Provided records
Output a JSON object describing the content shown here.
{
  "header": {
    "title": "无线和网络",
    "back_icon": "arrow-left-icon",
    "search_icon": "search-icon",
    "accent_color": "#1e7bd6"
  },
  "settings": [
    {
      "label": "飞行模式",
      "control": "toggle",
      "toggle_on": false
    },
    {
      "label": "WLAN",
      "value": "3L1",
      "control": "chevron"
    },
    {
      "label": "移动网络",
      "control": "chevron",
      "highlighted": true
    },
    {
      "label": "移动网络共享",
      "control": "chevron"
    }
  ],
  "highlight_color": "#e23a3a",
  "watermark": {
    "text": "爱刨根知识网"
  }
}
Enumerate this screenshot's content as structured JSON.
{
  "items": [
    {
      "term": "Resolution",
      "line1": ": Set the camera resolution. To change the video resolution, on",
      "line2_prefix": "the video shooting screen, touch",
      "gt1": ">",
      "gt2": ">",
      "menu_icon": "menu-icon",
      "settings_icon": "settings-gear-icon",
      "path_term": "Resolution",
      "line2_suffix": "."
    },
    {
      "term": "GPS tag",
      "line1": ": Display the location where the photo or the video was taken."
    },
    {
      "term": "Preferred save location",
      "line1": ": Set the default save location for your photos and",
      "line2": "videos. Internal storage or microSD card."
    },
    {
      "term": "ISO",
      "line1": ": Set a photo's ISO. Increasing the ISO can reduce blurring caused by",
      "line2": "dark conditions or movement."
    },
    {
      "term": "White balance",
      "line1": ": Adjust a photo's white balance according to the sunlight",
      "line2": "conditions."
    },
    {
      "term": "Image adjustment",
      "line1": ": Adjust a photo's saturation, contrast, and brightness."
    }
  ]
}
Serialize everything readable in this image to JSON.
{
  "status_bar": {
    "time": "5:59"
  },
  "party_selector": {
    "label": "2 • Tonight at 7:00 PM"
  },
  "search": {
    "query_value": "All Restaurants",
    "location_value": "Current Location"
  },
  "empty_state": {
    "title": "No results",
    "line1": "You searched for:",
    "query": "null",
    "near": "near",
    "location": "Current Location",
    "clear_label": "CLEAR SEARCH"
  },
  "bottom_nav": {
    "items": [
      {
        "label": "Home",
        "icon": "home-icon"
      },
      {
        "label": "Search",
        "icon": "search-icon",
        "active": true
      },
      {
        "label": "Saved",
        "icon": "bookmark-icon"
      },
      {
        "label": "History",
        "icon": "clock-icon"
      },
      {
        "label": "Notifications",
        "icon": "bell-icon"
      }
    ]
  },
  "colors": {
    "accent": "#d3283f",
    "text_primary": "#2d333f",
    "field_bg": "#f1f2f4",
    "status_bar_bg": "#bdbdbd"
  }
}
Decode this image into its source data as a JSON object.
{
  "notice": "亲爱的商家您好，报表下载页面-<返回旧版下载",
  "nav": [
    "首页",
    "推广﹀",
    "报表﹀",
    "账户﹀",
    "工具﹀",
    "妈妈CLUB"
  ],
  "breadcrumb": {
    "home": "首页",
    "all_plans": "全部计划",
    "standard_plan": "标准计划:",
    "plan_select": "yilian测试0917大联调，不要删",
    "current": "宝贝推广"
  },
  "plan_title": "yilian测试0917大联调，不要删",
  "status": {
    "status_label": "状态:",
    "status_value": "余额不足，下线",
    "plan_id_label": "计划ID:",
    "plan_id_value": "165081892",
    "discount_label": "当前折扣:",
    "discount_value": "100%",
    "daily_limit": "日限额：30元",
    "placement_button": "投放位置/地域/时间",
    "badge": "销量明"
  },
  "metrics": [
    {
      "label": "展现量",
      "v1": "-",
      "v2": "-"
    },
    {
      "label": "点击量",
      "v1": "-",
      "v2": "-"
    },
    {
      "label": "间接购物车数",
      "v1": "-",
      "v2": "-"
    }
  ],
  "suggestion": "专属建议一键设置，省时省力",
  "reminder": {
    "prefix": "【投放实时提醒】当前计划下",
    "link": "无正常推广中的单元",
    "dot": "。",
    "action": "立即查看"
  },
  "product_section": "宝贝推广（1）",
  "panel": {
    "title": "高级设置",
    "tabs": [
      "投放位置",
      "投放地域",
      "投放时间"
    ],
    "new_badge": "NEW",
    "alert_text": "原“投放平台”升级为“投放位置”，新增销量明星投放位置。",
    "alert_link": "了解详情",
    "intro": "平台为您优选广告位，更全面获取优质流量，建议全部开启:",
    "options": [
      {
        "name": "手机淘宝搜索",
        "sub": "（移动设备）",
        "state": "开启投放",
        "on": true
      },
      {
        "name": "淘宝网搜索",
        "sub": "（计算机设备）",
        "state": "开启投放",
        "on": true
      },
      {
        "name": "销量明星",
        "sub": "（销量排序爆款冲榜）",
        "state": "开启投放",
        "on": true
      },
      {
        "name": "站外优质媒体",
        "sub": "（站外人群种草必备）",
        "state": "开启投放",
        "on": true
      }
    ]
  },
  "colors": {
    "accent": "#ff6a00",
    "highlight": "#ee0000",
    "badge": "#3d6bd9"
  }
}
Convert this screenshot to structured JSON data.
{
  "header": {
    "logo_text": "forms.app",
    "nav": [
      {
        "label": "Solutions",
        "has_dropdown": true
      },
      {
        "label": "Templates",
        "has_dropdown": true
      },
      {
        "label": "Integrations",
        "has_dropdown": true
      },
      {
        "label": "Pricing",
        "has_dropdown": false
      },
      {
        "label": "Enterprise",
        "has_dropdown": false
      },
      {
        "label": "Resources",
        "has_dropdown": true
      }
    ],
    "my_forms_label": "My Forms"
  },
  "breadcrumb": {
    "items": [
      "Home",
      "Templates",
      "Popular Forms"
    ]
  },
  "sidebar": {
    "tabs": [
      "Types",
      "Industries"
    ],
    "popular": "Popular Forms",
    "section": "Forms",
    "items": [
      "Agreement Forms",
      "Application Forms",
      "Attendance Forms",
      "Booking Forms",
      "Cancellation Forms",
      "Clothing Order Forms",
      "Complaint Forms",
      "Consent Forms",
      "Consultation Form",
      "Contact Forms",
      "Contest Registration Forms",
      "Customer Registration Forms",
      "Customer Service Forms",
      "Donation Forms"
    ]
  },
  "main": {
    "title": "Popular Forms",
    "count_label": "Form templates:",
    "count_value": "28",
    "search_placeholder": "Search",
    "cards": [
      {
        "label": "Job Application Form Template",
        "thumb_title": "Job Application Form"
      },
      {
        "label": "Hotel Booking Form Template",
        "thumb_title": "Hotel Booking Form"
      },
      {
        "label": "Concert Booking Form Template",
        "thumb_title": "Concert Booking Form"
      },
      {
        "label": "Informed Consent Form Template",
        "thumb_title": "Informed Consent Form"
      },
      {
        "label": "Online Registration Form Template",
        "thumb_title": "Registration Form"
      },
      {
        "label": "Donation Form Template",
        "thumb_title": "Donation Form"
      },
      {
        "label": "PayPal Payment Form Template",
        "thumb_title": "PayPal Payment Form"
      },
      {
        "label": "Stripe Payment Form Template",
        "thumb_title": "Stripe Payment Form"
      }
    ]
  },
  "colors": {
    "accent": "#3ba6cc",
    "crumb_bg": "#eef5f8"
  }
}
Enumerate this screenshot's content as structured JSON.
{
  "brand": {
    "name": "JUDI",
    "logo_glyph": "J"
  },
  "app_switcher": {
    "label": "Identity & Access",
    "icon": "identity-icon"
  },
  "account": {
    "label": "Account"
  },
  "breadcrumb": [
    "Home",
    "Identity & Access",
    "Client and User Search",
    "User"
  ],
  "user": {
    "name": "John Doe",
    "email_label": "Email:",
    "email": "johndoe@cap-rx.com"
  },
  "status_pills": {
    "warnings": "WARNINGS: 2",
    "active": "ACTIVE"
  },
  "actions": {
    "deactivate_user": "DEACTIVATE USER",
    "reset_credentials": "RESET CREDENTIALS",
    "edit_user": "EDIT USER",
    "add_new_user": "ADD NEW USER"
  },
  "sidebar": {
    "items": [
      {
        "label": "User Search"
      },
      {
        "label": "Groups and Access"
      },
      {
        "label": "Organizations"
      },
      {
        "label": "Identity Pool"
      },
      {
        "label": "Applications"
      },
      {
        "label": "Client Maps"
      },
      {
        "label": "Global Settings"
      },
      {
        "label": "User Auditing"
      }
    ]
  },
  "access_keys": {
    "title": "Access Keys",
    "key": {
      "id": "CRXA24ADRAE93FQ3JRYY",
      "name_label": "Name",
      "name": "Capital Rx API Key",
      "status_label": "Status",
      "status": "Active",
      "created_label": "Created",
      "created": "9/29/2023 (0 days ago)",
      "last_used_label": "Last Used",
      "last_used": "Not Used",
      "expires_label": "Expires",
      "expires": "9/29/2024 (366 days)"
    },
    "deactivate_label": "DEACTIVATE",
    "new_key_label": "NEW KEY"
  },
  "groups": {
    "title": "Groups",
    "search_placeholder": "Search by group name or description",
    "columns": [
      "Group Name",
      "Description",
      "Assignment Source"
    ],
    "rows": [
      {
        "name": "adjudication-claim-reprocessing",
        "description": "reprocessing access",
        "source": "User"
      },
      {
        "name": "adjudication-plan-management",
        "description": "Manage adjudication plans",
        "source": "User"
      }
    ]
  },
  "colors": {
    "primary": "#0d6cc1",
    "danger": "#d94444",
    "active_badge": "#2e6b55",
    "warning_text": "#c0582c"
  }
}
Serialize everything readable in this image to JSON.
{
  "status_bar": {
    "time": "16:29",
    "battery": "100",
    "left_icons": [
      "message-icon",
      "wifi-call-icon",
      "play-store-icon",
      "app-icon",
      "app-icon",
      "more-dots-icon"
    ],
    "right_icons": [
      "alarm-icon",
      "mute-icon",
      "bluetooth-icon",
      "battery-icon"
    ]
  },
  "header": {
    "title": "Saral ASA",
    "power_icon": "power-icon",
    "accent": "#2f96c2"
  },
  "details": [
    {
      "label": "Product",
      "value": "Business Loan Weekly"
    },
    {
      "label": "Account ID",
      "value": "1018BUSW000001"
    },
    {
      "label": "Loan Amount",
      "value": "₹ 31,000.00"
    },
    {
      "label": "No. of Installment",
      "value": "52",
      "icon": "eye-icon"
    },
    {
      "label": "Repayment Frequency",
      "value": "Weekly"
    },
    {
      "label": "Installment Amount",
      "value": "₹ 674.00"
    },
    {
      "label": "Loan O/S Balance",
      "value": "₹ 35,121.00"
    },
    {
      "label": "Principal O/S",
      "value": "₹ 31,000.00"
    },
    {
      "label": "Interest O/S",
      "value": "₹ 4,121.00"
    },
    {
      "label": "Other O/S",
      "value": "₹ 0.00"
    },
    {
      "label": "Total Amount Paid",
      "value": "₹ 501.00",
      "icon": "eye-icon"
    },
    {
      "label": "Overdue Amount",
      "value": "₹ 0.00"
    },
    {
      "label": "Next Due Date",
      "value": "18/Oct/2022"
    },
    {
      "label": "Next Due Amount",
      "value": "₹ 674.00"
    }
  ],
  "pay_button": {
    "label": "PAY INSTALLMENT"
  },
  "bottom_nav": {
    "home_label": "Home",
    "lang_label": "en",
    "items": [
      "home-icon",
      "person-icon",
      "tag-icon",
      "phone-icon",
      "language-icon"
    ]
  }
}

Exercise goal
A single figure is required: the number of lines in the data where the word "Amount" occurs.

Exercise solution
5